In support of President Trump’s Executive Order on Advancing American Kidney Health, the Department of Health and Human Services (HHS) through the Health Resources and Services Administration (HRSA) has finalized a new rule to expand the scope of qualified reimbursable expenses incurred by living organ donors to include lost wages, child-care and elder-care expenses. The new rule amends regulations of the National Organ Transplant Act of 1984, as amended.
“Over the past year, the Trump Administration has taken more action to advance American kidney health than we’ve seen in decades,” said HHS Secretary Alex Azar. “By finalizing this new rule, we’re dramatically expanding support for living organ donors—like the generous donor who saved my father’s life—to save more lives and ensure Americans who wish to donate don’t face unnecessary financial barriers to doing so.”
This rule aligns with the President’s Executive Order on Advancing American Kidney Health, and emphasizes how supporting living organ donors can help address the current demand for kidney transplants by further reducing financial disincentives to living organ donor transplantation.

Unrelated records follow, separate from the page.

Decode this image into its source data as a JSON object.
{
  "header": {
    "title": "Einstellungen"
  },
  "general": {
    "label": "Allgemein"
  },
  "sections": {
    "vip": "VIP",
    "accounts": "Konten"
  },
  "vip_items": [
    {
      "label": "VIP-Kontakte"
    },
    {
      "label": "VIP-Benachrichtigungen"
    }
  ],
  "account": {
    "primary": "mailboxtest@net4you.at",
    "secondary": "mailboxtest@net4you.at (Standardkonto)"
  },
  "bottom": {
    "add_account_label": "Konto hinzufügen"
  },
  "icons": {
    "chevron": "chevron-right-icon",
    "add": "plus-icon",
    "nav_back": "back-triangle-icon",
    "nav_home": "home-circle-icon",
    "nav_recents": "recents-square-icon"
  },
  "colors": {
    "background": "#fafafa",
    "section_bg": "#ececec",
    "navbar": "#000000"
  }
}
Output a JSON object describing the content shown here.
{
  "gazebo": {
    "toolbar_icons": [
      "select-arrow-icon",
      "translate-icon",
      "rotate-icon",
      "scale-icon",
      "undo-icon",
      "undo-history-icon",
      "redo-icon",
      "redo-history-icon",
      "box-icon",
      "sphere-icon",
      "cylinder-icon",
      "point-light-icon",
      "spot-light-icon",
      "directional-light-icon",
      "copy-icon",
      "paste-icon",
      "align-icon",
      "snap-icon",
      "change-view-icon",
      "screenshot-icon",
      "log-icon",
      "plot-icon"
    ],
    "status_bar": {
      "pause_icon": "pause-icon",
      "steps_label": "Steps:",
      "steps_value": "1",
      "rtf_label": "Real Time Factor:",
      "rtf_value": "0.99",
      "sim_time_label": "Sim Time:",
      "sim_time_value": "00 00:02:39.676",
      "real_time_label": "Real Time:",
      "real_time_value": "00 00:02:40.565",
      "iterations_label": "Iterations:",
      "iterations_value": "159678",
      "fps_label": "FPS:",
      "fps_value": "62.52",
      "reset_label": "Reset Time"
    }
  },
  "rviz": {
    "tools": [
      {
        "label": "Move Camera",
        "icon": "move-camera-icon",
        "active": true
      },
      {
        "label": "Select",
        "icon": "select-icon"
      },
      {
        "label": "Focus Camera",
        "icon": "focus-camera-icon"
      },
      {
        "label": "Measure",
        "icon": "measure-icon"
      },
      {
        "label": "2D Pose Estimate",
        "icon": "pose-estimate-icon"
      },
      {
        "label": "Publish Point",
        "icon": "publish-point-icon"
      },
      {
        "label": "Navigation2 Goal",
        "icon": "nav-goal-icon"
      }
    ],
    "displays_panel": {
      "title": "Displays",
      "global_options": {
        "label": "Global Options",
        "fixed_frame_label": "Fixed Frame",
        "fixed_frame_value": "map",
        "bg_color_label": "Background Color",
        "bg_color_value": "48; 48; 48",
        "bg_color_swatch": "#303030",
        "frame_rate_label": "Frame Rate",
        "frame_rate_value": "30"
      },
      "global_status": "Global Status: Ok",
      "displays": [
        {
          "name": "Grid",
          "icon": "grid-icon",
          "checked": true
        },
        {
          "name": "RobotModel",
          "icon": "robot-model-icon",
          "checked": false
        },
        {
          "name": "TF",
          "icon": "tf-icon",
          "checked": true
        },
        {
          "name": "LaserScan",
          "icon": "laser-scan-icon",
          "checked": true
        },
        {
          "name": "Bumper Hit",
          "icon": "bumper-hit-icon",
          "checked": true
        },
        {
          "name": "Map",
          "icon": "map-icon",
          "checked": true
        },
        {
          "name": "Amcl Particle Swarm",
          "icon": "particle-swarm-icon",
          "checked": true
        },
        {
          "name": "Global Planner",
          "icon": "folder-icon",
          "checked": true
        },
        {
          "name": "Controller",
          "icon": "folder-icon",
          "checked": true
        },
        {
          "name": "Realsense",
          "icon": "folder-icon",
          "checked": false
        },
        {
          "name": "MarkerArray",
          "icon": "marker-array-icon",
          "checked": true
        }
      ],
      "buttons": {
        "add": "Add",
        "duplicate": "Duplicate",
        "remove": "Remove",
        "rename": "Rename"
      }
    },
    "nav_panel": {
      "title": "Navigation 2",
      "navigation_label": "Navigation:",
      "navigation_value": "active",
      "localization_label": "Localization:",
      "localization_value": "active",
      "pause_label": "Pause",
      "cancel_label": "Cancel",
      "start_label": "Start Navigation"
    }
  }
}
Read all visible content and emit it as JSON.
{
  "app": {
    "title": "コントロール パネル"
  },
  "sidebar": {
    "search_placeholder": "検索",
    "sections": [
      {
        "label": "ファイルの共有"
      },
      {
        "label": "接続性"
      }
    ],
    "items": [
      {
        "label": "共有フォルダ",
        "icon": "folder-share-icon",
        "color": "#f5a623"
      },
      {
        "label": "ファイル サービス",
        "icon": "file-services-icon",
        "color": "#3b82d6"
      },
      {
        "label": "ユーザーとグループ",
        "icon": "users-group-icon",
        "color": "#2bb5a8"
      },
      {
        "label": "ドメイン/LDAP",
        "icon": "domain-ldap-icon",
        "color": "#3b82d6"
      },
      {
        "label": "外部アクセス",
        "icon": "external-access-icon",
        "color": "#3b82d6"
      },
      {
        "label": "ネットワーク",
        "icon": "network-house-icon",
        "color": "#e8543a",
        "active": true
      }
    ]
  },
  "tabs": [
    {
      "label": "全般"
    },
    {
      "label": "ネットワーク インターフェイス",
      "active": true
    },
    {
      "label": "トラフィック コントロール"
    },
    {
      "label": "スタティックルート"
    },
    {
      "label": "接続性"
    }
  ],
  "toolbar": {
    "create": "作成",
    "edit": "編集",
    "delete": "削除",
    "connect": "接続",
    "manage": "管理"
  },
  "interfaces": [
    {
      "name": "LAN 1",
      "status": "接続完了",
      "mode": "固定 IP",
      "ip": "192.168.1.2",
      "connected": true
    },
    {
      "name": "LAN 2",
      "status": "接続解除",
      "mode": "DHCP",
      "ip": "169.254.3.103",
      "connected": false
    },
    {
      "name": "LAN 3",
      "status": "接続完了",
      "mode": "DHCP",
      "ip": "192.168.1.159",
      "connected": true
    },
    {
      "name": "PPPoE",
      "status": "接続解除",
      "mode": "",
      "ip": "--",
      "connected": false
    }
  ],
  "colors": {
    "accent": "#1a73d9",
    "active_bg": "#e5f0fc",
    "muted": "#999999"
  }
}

Living organ donation is an important option for thousands of men, women, and children on the national transplant waiting list. Transplants using organs from living organ donors accounted for 19 percent (or 7,397) of the total (39,719) transplants performed in 2019
“Living organ donation offers a viable transplant option for kidney transplant candidates. Providing living organ donors additional resources and support is one aspect of a multi-pronged approach to improving the transplantation system overall,” said HRSA Administrator Tom Engels. “HRSA believes these resources will increase the number of organs available for transplant which is key to meeting our commitment of reducing the number of individuals on the organ transplant waiting list.”
Previously, HRSA’s reimbursement program, administered by cooperative agreement through the National Living Donor Assistance Center, only allowed for reimbursement of travel, lodging, meals, and incidental expenses incurred in relation to living organ donation.
HHS believes that the expansion of reimbursable categories will reduce financial barriers and allow more potential living organ donors to proceed with donation. People who wish to be living donors can see if they are eligible for these new reimbursable expenses by applying through their local transplant center.